expansion means more harmful pollution in an overloaded airshed with
Port Arthur residents having to breathe more dirty air.
Motiva plans to more than double amounts of dangerous particles released
and to increase sulfur dioxide emissions dramatically - over 6 times
higher with the expansion -- compared to current emissions. Motiva
neglected to include any emission increases in its estimates from either
the new flares it is proposing to build or from existing flares at the
site. Motiva plans to increase odorous hydrogen sulfide emissions by at
least 1.75 times the current emissions.
Projected community sulfur dioxide pollution concentrations will barely
meet national health standards with less than a one percent margin once
the facility is built, according to Motiva's own air quality modeling
studies. EPA existing sulfur dioxide standards do not protect asthmatic
individuals from adverse health effects.
CIDA has stated the Motiva should be prepared to sign binding agreement,
known as a Good Neighbor Agreement, that would ensure community
empowerment, health and justice for the historically neglected west side
of Port Arthur. Among the areas such an agreement would guarantee include:
- An option to for residents to relocate through a fair buy out program
- A real and verifiable decrease in emissions and fewer upsets and flare offs

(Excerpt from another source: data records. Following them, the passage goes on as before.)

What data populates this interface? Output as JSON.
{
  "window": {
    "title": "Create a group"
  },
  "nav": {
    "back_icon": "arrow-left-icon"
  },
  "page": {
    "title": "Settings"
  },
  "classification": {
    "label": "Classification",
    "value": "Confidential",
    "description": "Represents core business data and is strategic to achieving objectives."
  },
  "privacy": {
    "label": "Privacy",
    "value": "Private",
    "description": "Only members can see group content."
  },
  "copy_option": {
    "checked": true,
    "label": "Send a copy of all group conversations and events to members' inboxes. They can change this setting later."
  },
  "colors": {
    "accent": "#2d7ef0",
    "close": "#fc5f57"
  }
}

- A real time monitoring system on the fenceline that reports instantly
to the web
- An Integrated warning network - sirens, reverse 911, TV and radio
- A community controlled environmental education and health center run
- An evacuation plan for homeland security issues (natural and terrorist
- An independent program to monitor compliance and refinery performance
Community In-power and Development Association - CIDA is a six year old
community organization in Port Arthur, Texas, whose mission is to help
our young people a) understand the complexities of our government and how
they can stand together to make change in our community, b) obtain their
personal goals in business, homeownership, and politics, and c) address
health and environmental issues in our community. website: www.cidainc.org
National Refinery Reform Campaign is a national campaign seeking to clean
up America's oil refineries and reduce our dependence on fossil fuels.
The National Campaign is organizing refinery communities nation-wide to
demand reform of oil refinery operations and regulations, assisting
industrial neighbors establish "Bucket Brigades" to test the air they
breathe and providing tools and training for refinery neighbors to
document "toxic trespass" of chemicals into their bodies. website:
Lone Star Chapter Sierra Club website: http://texas.sierraclub.org/